The walls of the beds will also prevent you valuable garden soil from washing away during heavy rains and in some cases it can even allow us to plant earlier in the season due to the soil being warmer and better drained when it is above ground level.
If you would like to get some ideas and inspiration on how to build your own raised beds garden, make sure to check out this great post by @leemlaframboise.
Below are a few interesting articles and exceptional posts I found that either do not fit in to a category or did not get first pick, yet I wanted to mention. Please check them out and give them some love where needed.
That's it for this week, I hope you enjoyed the posts picked for my first curation digest.
If you did like it, make sure to give us your vote, follow and perhaps even a resteem.
Hope to see you next week. Till then I leave you with this quote :)
“The glory of gardening: hands in the dirt, head in the sun, heart with nature. To nurture a garden is to feed not just the body, but the soul.“
If you never heard about Minnow Support Project, I encourage you to visit our Discord Channel.
We are always looking for new steemit writers to curate and support, and I promise you will meet some awesome fellow steemians there.
If you have any feedback or suggestions for this weekly Sustainability Digest, make sure to write up your ideas in the comments.
Also, if you would like to be considered for next weeks curation, drop a link for your post in the PAL-sustainability channel, or in the comments of this post.

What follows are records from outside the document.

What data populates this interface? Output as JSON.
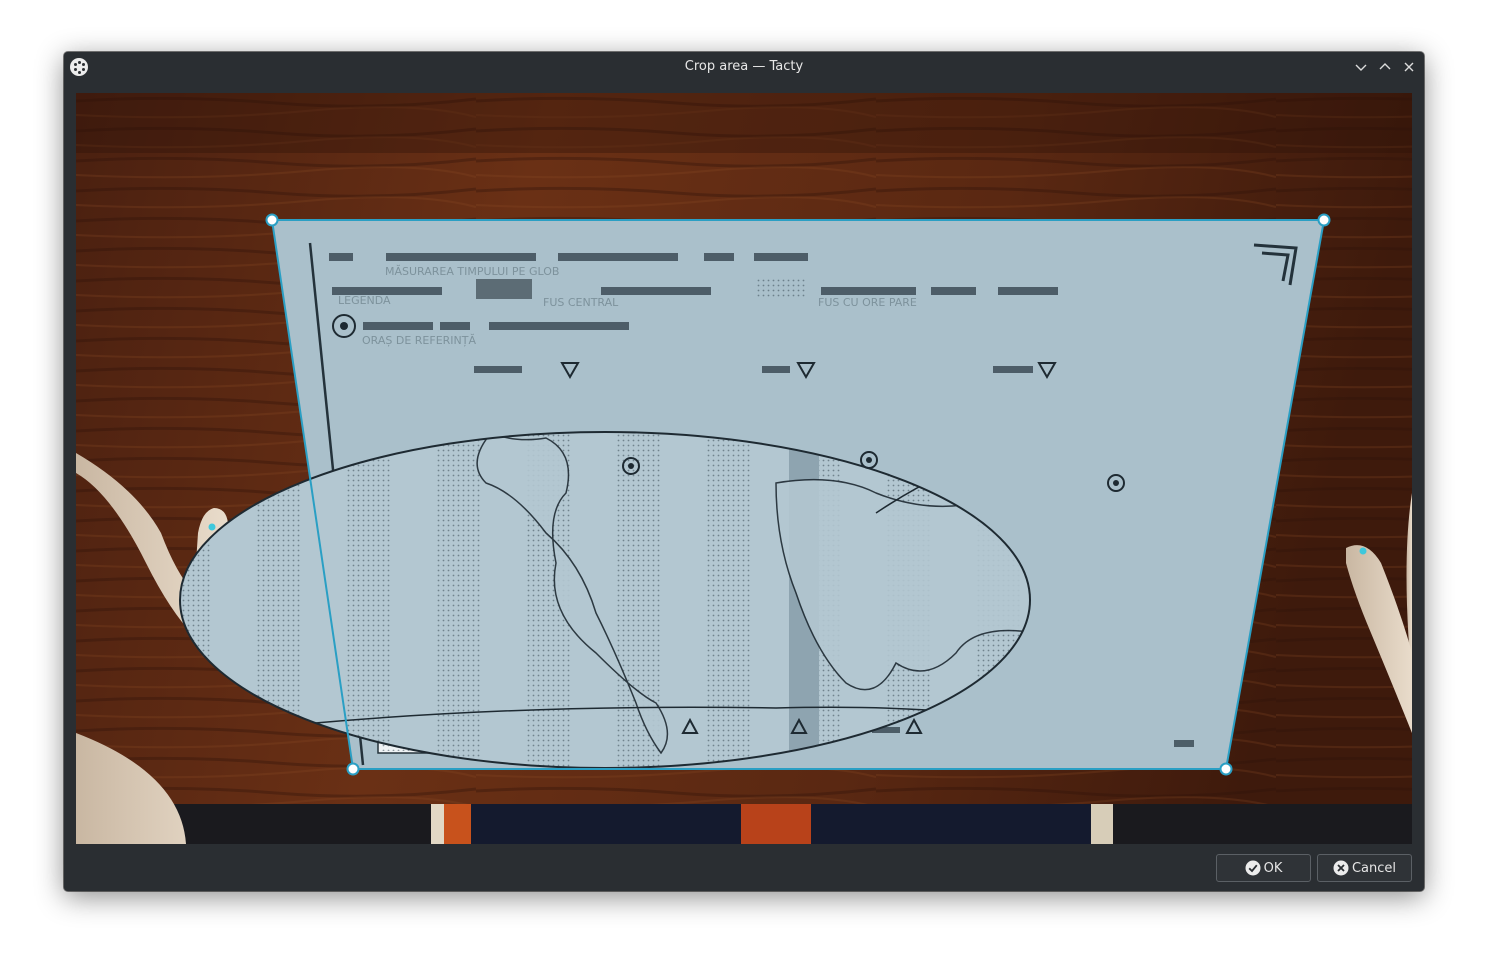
{
  "window": {
    "title": "Crop area — Tacty"
  },
  "titlebar": {
    "app_icon": "tacty-app-icon",
    "minimize_icon": "chevron-down-icon",
    "maximize_icon": "chevron-up-icon",
    "close_icon": "close-icon"
  },
  "document": {
    "heading": "MĂSURAREA TIMPULUI PE GLOB",
    "legend_label": "LEGENDA",
    "fus_central": "FUS CENTRAL",
    "fus_ore_pare": "FUS CU ORE PARE",
    "oras_referinta": "ORAȘ DE REFERINȚĂ"
  },
  "footer": {
    "ok_label": "OK",
    "cancel_label": "Cancel",
    "ok_icon": "checkmark-circle-icon",
    "cancel_icon": "x-circle-icon"
  }
}
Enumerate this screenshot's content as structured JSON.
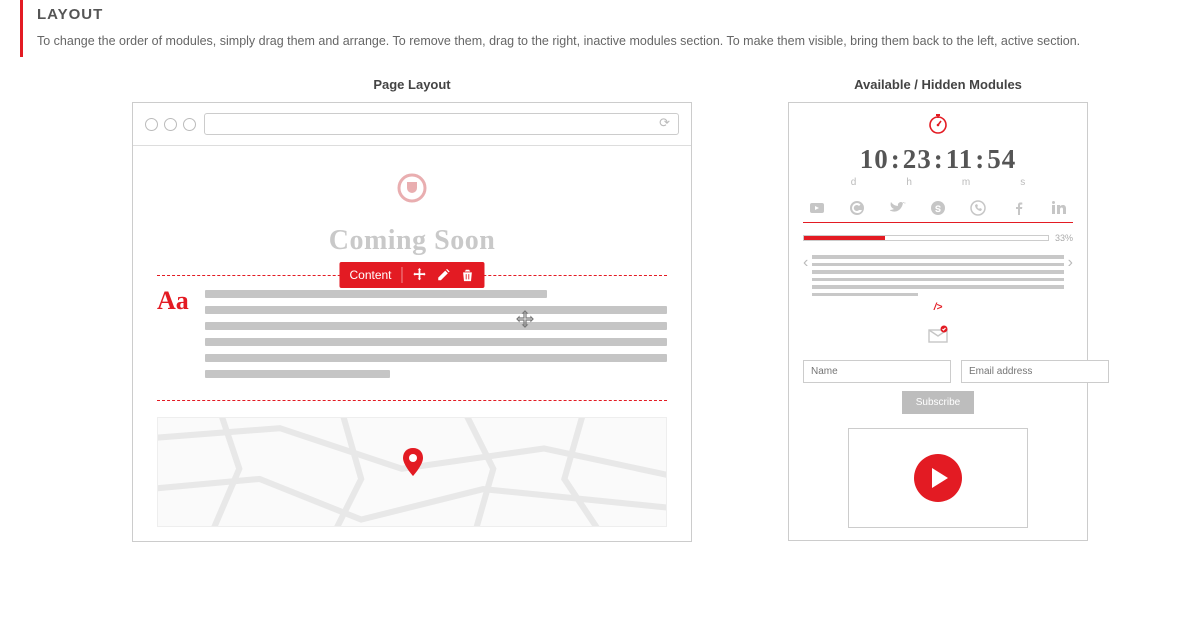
{
  "header": {
    "title": "LAYOUT",
    "description": "To change the order of modules, simply drag them and arrange. To remove them, drag to the right, inactive modules section. To make them visible, bring them back to the left, active section."
  },
  "left": {
    "title": "Page Layout",
    "coming_soon": "Coming Soon",
    "tooltip_label": "Content",
    "aa": "Aa"
  },
  "right": {
    "title": "Available / Hidden Modules",
    "countdown": {
      "d": "10",
      "h": "23",
      "m": "11",
      "s": "54",
      "labels": {
        "d": "d",
        "h": "h",
        "m": "m",
        "s": "s"
      }
    },
    "progress_pct": "33%",
    "closepath": "/>",
    "form": {
      "name_ph": "Name",
      "email_ph": "Email address",
      "submit": "Subscribe"
    }
  }
}
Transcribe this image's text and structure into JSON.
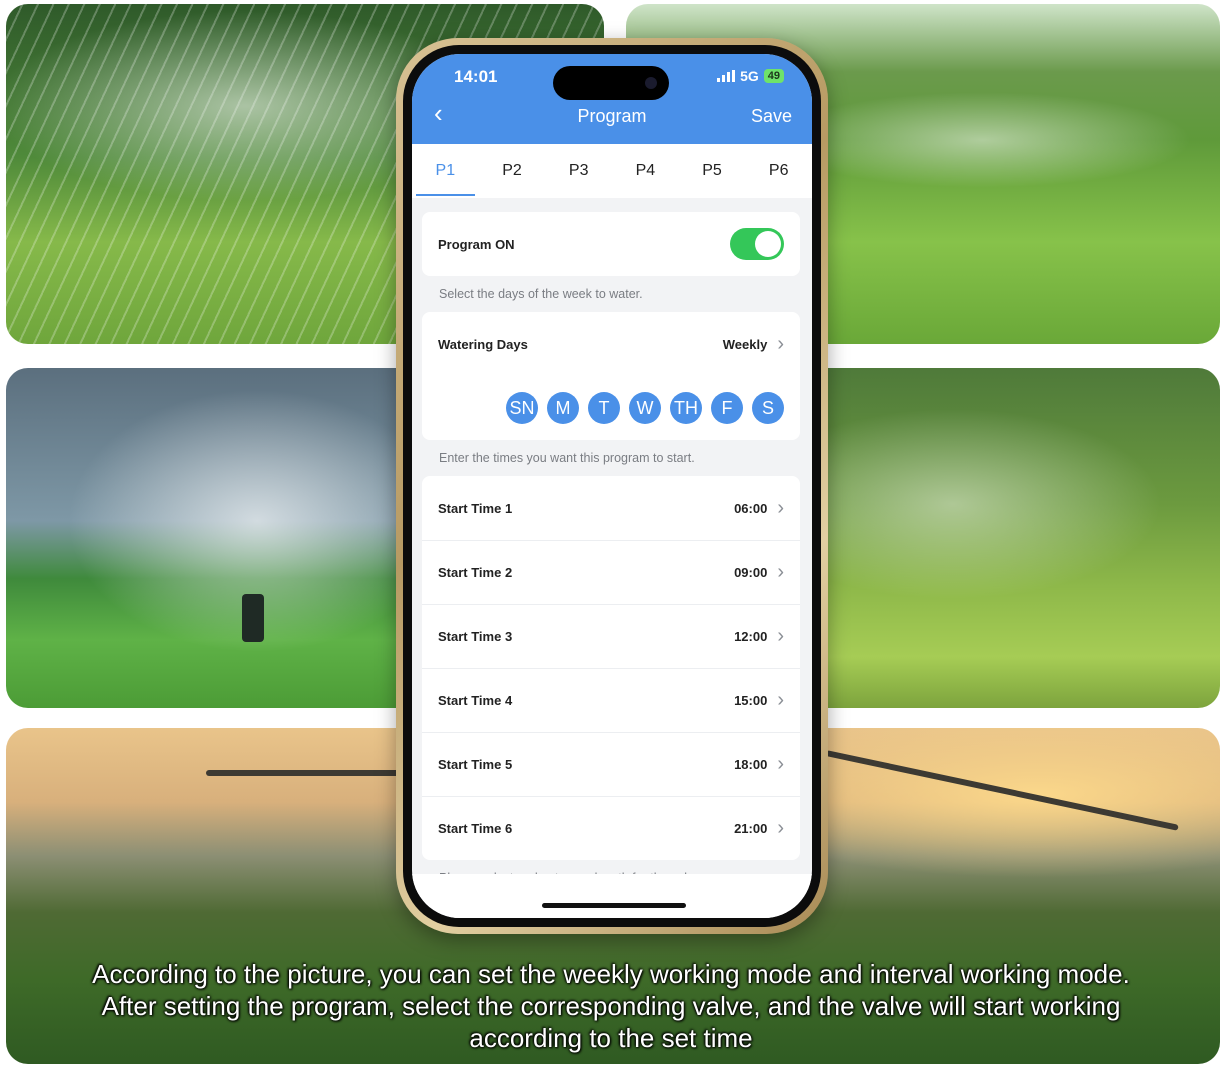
{
  "caption": {
    "line1": "According to the picture, you can set the weekly working mode and interval working mode.",
    "line2": "After setting the program, select the corresponding valve, and the valve will start working",
    "line3": "according to the set time"
  },
  "status_bar": {
    "time": "14:01",
    "network": "5G",
    "battery": "49"
  },
  "nav": {
    "back_icon": "chevron-left-icon",
    "title": "Program",
    "save_label": "Save"
  },
  "tabs": [
    {
      "label": "P1",
      "active": true
    },
    {
      "label": "P2",
      "active": false
    },
    {
      "label": "P3",
      "active": false
    },
    {
      "label": "P4",
      "active": false
    },
    {
      "label": "P5",
      "active": false
    },
    {
      "label": "P6",
      "active": false
    }
  ],
  "program_on": {
    "label": "Program ON",
    "enabled": true
  },
  "days_hint": "Select the days of the week to water.",
  "watering_days": {
    "label": "Watering Days",
    "value": "Weekly"
  },
  "days": [
    "SN",
    "M",
    "T",
    "W",
    "TH",
    "F",
    "S"
  ],
  "times_hint": "Enter the times you want this program to start.",
  "start_times": [
    {
      "label": "Start Time 1",
      "value": "06:00"
    },
    {
      "label": "Start Time 2",
      "value": "09:00"
    },
    {
      "label": "Start Time 3",
      "value": "12:00"
    },
    {
      "label": "Start Time 4",
      "value": "15:00"
    },
    {
      "label": "Start Time 5",
      "value": "18:00"
    },
    {
      "label": "Start Time 6",
      "value": "21:00"
    }
  ],
  "run_length_hint": "Please select and enter run length for the valve you",
  "colors": {
    "accent": "#4a90e8",
    "toggle_on": "#34c759"
  }
}
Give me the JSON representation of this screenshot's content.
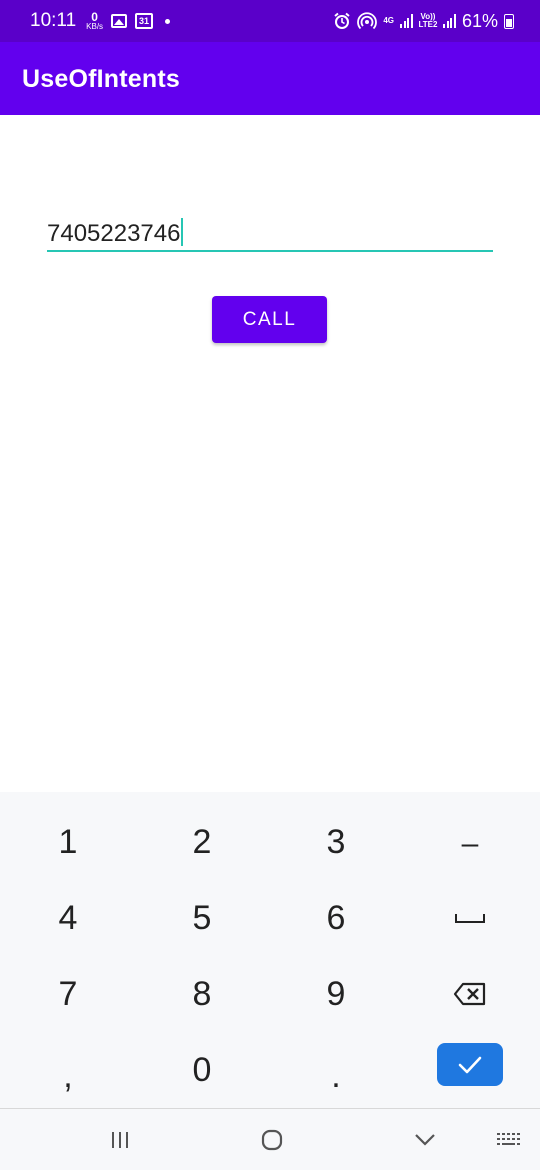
{
  "status_bar": {
    "time": "10:11",
    "net_speed_value": "0",
    "net_speed_unit": "KB/s",
    "calendar_day": "31",
    "network_type": "4G",
    "volte_label": "Vo))",
    "lte_label": "LTE2",
    "battery_percent": "61%"
  },
  "app_bar": {
    "title": "UseOfIntents",
    "color": "#6200ee"
  },
  "form": {
    "phone_number": "7405223746",
    "call_label": "CALL",
    "underline_color": "#26c6b4"
  },
  "keyboard": {
    "keys": [
      "1",
      "2",
      "3",
      "–",
      "4",
      "5",
      "6",
      "␣",
      "7",
      "8",
      "9",
      "⌫",
      ",",
      "0",
      "."
    ],
    "done_icon": "checkmark-icon",
    "done_color": "#1f78e0"
  },
  "nav_bar": {
    "icons": [
      "recents-icon",
      "home-icon",
      "back-icon",
      "keyboard-switch-icon"
    ]
  }
}
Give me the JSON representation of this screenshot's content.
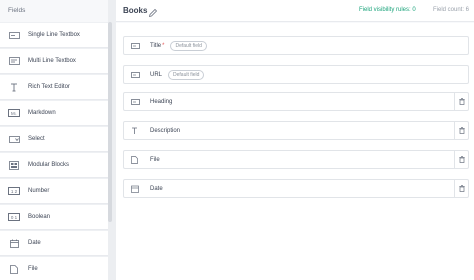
{
  "sidebar": {
    "header": "Fields",
    "items": [
      {
        "label": "Single Line Textbox",
        "icon": "textbox-icon"
      },
      {
        "label": "Multi Line Textbox",
        "icon": "multiline-icon"
      },
      {
        "label": "Rich Text Editor",
        "icon": "text-cursor-icon"
      },
      {
        "label": "Markdown",
        "icon": "markdown-icon"
      },
      {
        "label": "Select",
        "icon": "select-icon"
      },
      {
        "label": "Modular Blocks",
        "icon": "modular-blocks-icon"
      },
      {
        "label": "Number",
        "icon": "number-icon"
      },
      {
        "label": "Boolean",
        "icon": "boolean-icon"
      },
      {
        "label": "Date",
        "icon": "calendar-icon"
      },
      {
        "label": "File",
        "icon": "file-icon"
      }
    ],
    "icon_glyphs": {
      "markdown": "M↓",
      "number": "1 2",
      "boolean": "0 1"
    }
  },
  "header": {
    "title": "Books",
    "visibility_rules": "Field visibility rules: 0",
    "field_count": "Field count: 6"
  },
  "fields": [
    {
      "label": "Title",
      "required": "*",
      "pill": "Default field",
      "icon": "textbox-icon",
      "deletable": false
    },
    {
      "label": "URL",
      "pill": "Default field",
      "icon": "textbox-icon",
      "deletable": false
    },
    {
      "label": "Heading",
      "icon": "textbox-icon",
      "deletable": true
    },
    {
      "label": "Description",
      "icon": "text-cursor-icon",
      "deletable": true
    },
    {
      "label": "File",
      "icon": "file-icon",
      "deletable": true
    },
    {
      "label": "Date",
      "icon": "calendar-icon",
      "deletable": true
    }
  ],
  "colors": {
    "accent": "#1aa37a",
    "required": "#e35555",
    "border": "#e1e4e8"
  }
}
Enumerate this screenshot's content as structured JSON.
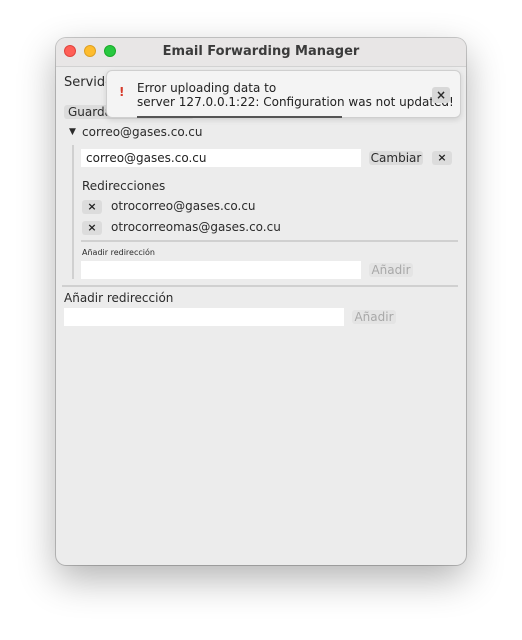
{
  "window": {
    "title": "Email Forwarding Manager"
  },
  "top": {
    "server_label": "Servido",
    "save_label": "Guarda"
  },
  "account": {
    "expand_icon": "triangle-down-icon",
    "email": "correo@gases.co.cu",
    "email_field_value": "correo@gases.co.cu",
    "change_label": "Cambiar",
    "delete_symbol": "×",
    "redirections_heading": "Redirecciones",
    "redirections": [
      {
        "remove_symbol": "×",
        "address": "otrocorreo@gases.co.cu"
      },
      {
        "remove_symbol": "×",
        "address": "otrocorreomas@gases.co.cu"
      }
    ],
    "add_redirection_label": "Añadir redirección",
    "add_redirection_value": "",
    "add_button_label": "Añadir"
  },
  "global_add": {
    "label": "Añadir redirección",
    "value": "",
    "button_label": "Añadir"
  },
  "notification": {
    "icon_symbol": "!",
    "message_line1": "Error uploading data to",
    "message_line2": "server 127.0.0.1:22: Configuration was not updated!",
    "close_symbol": "×",
    "progress": 0.58,
    "colors": {
      "icon": "#d63a2a"
    }
  }
}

Hopefully you will feel some of the authors or posts mentioned here are worth an upvote and follow.
Thanks for reading!!
See you next week.